The Microvote machine has only 64 buttons, and many elections would require significantly more than this if the full ballot were to be displayed at once. Microvote has a patented “ballot paging system” that allows a ballot with up to 512 candidates or positions on issues to be divided into 8 pages for presentation. The ballot label is printed on a single scroll, with the pages printed side-by-side, and the machine contains a motor drive that advances the scroll to the left or right as the voter works through the issues on the ballot.
Voting Process: The voter makes each candidate selection by pressing the gray button beside a candidate’s name. This turns a light on next to the button. To change a selection, a voter presses the gray button a second time, and the light turns off. The voter may navigate forward through ballot screens by pressing the green “Advance Ballot” bar at the bottom of the panel. The voter may navigate back through ballot screens by pressing the blue “Review Ballot” bar at the bottom of the panel. The voter must view all pages of the ballot before the machine will allow a vote to be case. To cast a write-in vote, the voter presses the gray write-in selection button on the bottom left side of the panel. The light next to it will start blinking. The voter then writes in the desired name on the paper tape in the write-in window, also at the bottom left of the panel. The voter may change his or her mind by pressing the same write-in button again to turn out the light, and then vote as usual. To cast the ballot, the voter presses the red “Cast Vote” button on the bottom right side of the panel. The Microvote MV464 is no longer in production.
A Voting Demonstration Video for the MicroVote MV-464:
In 1985, William Carson of Indianapolis led for a patent on an electronic voting machine built by Carson Manufacturing Company and marketed by a new company, Microvote General Corporation of Carmel, Indiana. Carson’s MV-464 voting machine featured a display window with a row of 32 push buttons on each side. The ballot displayed on the window was printed on paper. For small elections involving fewer than 64 candidates, a single page behind the window would have sufficed. But because general elections are frequently quite complex, the paper was mounted on rollers, one under each column of push buttons, so that the paper could be scrolled from side to side to display successive pages of ballot issues.

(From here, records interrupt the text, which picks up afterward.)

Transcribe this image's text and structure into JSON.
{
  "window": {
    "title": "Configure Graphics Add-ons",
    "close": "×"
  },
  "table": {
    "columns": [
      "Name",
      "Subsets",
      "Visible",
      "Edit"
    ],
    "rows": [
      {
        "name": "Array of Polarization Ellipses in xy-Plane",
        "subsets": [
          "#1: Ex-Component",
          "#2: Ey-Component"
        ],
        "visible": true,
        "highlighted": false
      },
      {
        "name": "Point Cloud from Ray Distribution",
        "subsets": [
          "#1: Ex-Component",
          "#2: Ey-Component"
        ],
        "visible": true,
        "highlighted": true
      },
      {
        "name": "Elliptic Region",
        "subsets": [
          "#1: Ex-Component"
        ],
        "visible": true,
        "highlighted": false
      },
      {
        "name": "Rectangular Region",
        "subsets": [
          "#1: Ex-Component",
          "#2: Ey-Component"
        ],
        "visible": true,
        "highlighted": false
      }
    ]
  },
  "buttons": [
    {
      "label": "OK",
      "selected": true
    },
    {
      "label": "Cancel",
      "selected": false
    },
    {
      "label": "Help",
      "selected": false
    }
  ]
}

Most previous direct-recording voting systems shared a common weakness: The vote total for each candidate was stored in just one place, either a mechanical counter or a memory location in a computer. Any failure in that storage mechanism meant that the corresponding vote record would be lost. The MV-464 addressed this weakness by storing vote records redundantly, one copy in an electronic record, and another copy printed on a roll of adding-machine tape inside the machine. In the event of any question about the integrity of the electronic records in the machine, the paper record could be recounted by hand.

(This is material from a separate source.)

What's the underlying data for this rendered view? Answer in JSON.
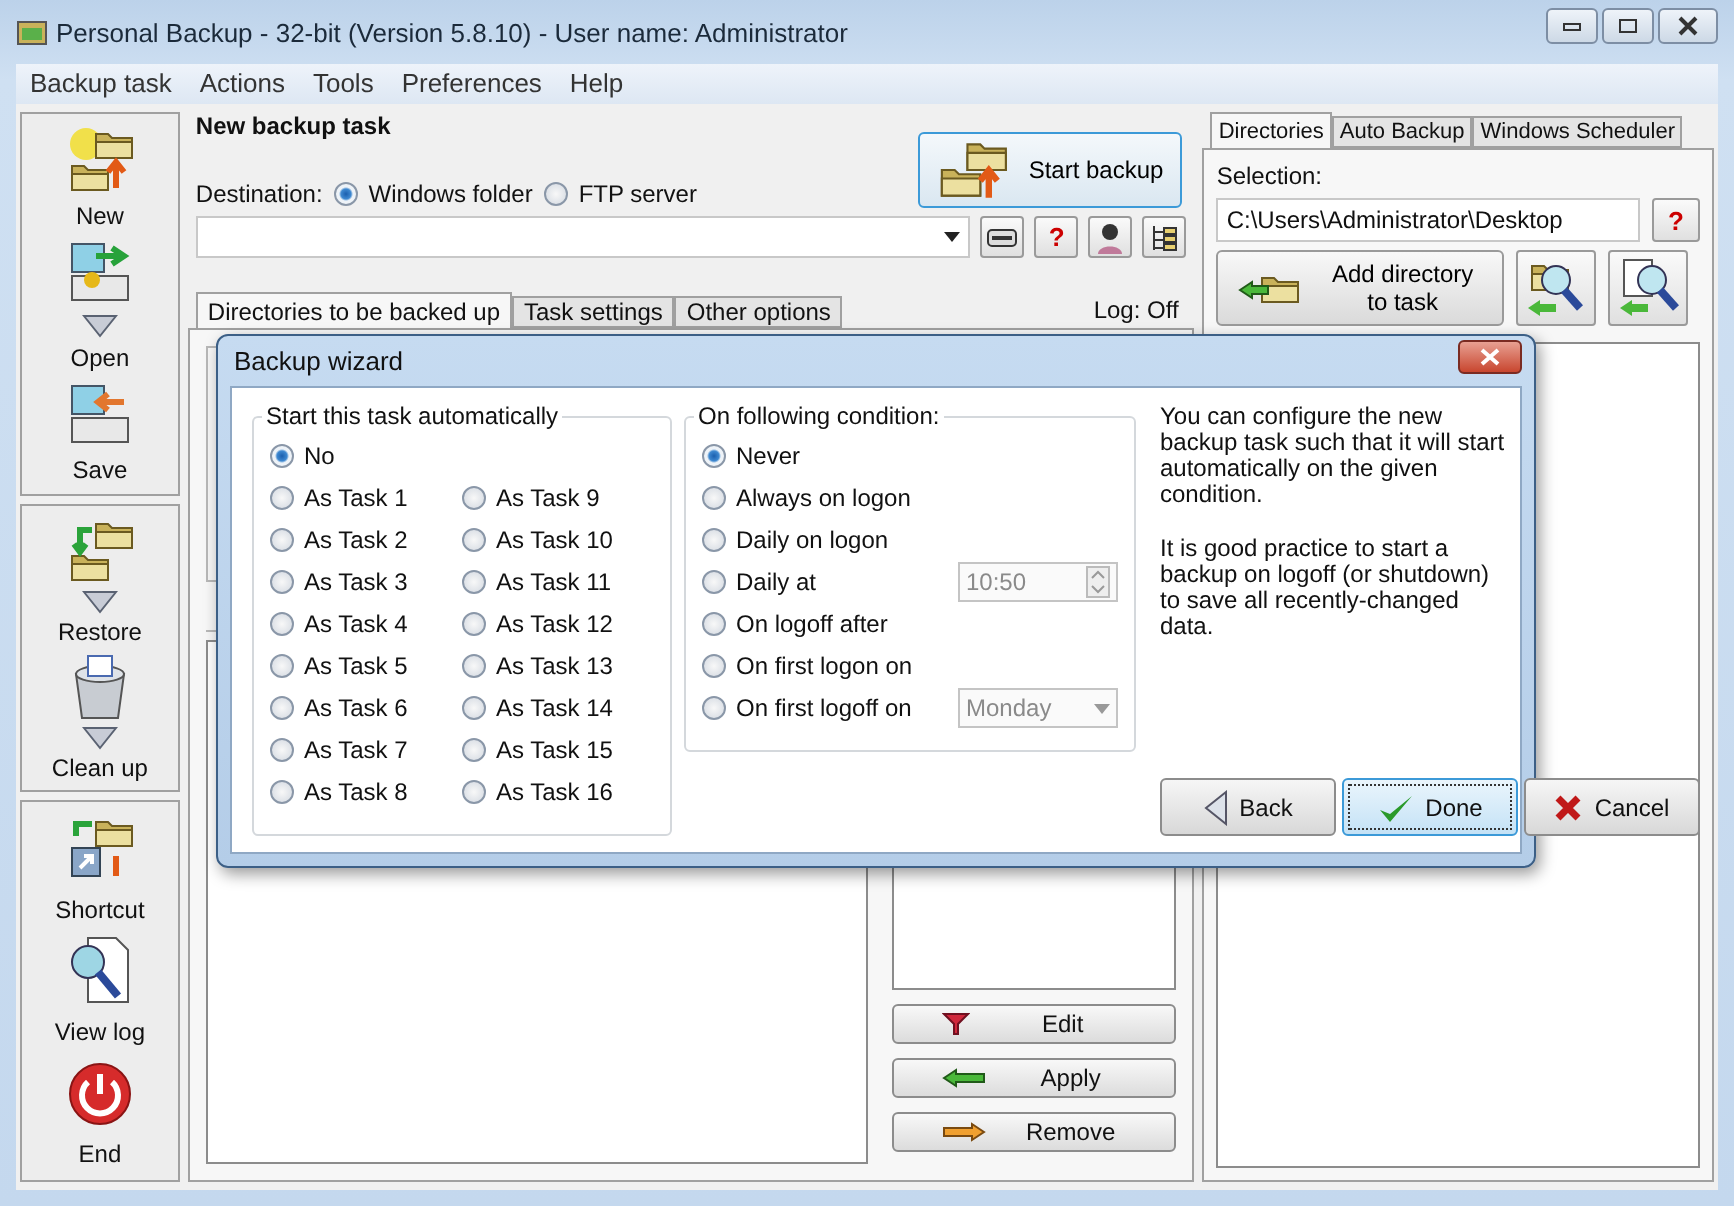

Carson was aware of the threat to voter privacy resulting from printing votes sequentially, so he randomized somewhat the order of printing. The machine did not print any vote records until 4 records had been accumulated. From this point on, each time a voter used the machine, it printed one of the 4 records in its memory, selected at random.” The exact mechanism used for randomization was not disclosed, but even weak randomization oers greater ballot secrecy than simple sequential recording. The price for the randomization was that in the event of a failure in the electronics, the last 4 votes cast would be lost.